The SEC’s court-appointed receiver opposes an effort by investors to intervene in the SEC’s enforcement action alleging a multi-billion dollar fraudulent scheme by the Stanford investment firm. Allowing investor intervention would be wasteful, said the receiver, because they will soon have available an effective claim certification process. Further, all of the intervening investors have accounts frozen by court order. An effort by the Internal Revenue Service to intervene will be addressed by the receiver in a separate motion. (SEC v. Stanford International Bank, Ltd , et al., ND Texas)
The asset freeze should continue because it is essential to protect assets from being dissipated, said the receiver, and will provide more time to review and analyze accounts associated with persons or proceeds involved in the Stanford fraud. In addition, the receiver said that the investors cannot establish the legal requirements for intervention in the SEC’s case against the firm. Specifically, they cannot demonstrate that the existing parties do not adequately represent them. In addition, their legitimate interests, if any, will not be impaired by the receiver’s work. More broadly, the receiver contended that the investors did not satisfy the procedure required under the Federal Rule of Civil Procedure for intervention.
The receiver detailed to the court the certification process for investors that will be put in place. According to the receiver, the certification process will allow the investors the same relief they seek by intervening, which is an opportunity to demonstrate that their accounts are not associated with the fraud and seek release. Indeed, continued the receiver, the certification process will be far more efficient than allowing thousands of account holders to intervene in the SEC’s enforcement action.
Following the certification process, the investors will have the ability to litigate their claims in court if the receiver denies release. The receiver argued that it would detrimentally slow the certification process if some investors are allowed to bypass the procedure and require the receiver to respond to their requests ahead of those going through the certification process.

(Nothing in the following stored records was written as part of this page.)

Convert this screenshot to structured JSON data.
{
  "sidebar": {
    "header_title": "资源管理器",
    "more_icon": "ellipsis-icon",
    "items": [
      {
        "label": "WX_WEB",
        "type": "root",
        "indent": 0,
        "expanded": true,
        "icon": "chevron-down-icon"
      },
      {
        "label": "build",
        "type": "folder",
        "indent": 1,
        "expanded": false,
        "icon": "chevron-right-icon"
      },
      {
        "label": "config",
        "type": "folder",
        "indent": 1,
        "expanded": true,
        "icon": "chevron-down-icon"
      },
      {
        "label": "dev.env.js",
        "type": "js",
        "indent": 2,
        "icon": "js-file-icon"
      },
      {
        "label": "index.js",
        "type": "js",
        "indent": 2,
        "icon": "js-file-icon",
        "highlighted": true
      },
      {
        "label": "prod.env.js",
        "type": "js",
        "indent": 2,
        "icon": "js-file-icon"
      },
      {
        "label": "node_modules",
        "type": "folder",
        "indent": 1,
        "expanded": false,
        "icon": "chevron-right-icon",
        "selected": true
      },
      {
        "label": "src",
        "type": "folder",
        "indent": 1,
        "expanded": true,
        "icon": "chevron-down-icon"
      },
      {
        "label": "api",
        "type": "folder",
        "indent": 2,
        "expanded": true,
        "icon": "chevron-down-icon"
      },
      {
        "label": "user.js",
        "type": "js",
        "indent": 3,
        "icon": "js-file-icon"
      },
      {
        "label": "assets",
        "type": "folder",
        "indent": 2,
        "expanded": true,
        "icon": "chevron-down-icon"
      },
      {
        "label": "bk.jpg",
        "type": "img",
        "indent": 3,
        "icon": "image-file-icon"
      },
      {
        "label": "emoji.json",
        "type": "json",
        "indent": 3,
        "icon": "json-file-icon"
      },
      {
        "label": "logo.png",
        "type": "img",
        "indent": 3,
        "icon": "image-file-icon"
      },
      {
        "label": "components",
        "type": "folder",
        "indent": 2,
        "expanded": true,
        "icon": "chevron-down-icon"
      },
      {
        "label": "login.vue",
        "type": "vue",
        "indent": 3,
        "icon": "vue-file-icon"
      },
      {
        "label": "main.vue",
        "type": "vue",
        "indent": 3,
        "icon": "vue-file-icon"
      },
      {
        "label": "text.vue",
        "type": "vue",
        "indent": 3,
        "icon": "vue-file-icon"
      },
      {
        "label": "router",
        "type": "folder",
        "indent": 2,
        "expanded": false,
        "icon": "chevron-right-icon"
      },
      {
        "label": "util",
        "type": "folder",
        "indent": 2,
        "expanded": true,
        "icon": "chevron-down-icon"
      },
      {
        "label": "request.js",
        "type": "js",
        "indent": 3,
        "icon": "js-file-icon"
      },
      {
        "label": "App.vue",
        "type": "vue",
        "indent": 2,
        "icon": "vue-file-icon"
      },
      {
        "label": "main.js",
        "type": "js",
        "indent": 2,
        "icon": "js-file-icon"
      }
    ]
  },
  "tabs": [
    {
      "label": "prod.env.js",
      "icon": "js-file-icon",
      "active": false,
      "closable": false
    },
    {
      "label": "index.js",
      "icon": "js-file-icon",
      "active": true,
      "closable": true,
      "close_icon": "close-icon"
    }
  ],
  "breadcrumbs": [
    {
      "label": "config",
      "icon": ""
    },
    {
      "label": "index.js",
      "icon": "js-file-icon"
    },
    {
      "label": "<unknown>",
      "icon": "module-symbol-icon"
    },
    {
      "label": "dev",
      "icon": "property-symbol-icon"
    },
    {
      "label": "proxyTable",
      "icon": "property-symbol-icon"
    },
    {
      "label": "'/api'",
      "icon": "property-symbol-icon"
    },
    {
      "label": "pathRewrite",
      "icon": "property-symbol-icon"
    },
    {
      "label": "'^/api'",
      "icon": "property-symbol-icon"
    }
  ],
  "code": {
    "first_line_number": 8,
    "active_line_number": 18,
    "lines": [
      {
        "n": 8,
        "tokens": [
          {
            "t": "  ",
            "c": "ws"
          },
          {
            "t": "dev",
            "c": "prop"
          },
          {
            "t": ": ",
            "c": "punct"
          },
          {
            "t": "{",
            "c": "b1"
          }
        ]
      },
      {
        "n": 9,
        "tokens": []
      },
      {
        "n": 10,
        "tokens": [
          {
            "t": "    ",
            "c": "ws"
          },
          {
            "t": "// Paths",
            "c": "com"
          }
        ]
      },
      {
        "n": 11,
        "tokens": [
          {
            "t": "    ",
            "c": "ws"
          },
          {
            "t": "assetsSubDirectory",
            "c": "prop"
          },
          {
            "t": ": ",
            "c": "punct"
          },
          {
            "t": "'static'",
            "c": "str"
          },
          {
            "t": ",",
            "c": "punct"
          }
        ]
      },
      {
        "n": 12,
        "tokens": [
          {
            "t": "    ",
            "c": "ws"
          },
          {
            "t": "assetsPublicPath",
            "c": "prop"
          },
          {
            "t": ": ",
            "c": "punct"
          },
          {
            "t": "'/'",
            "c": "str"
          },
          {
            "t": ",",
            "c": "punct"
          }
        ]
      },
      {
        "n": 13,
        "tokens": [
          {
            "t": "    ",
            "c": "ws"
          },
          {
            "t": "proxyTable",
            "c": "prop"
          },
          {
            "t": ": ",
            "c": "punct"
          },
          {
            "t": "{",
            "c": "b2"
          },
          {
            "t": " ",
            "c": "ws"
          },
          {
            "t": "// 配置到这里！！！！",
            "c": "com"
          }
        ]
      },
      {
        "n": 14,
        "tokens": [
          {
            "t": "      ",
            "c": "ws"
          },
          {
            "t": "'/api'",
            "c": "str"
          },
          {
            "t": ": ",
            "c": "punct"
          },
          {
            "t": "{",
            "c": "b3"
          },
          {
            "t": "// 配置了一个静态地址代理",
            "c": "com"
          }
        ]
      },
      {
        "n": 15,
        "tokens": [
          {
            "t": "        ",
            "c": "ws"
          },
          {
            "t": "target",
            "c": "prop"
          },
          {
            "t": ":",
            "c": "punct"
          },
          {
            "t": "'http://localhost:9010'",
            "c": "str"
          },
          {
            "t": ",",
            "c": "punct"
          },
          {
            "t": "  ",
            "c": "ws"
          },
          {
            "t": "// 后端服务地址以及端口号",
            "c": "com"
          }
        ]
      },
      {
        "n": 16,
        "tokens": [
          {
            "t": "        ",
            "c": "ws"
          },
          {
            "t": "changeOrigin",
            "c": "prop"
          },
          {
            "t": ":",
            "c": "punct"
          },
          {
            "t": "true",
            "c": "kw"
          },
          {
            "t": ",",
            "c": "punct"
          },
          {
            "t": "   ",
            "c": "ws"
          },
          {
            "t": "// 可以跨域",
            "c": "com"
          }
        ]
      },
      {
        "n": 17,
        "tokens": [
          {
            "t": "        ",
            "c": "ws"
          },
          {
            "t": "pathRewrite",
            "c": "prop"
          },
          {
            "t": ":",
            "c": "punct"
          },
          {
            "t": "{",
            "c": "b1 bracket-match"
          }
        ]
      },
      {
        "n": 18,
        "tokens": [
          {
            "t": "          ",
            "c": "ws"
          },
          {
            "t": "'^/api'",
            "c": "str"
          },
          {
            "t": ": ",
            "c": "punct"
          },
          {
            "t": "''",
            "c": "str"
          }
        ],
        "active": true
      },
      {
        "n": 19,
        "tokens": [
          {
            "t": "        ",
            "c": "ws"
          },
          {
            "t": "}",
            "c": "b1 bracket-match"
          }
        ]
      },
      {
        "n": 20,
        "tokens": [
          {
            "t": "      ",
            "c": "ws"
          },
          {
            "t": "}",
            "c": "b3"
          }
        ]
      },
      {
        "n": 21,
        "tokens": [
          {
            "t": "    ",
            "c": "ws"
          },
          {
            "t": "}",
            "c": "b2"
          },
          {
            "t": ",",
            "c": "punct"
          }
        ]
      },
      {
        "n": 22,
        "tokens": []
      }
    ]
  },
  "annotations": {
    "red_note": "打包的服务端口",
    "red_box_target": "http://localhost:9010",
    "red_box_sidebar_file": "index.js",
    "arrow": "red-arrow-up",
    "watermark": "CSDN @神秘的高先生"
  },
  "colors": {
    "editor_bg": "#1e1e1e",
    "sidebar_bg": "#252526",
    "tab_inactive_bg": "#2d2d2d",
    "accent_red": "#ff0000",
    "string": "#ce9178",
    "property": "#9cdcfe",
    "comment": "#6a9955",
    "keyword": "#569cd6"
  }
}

In this circumstance, intervention is both unnecessary and not legally proper.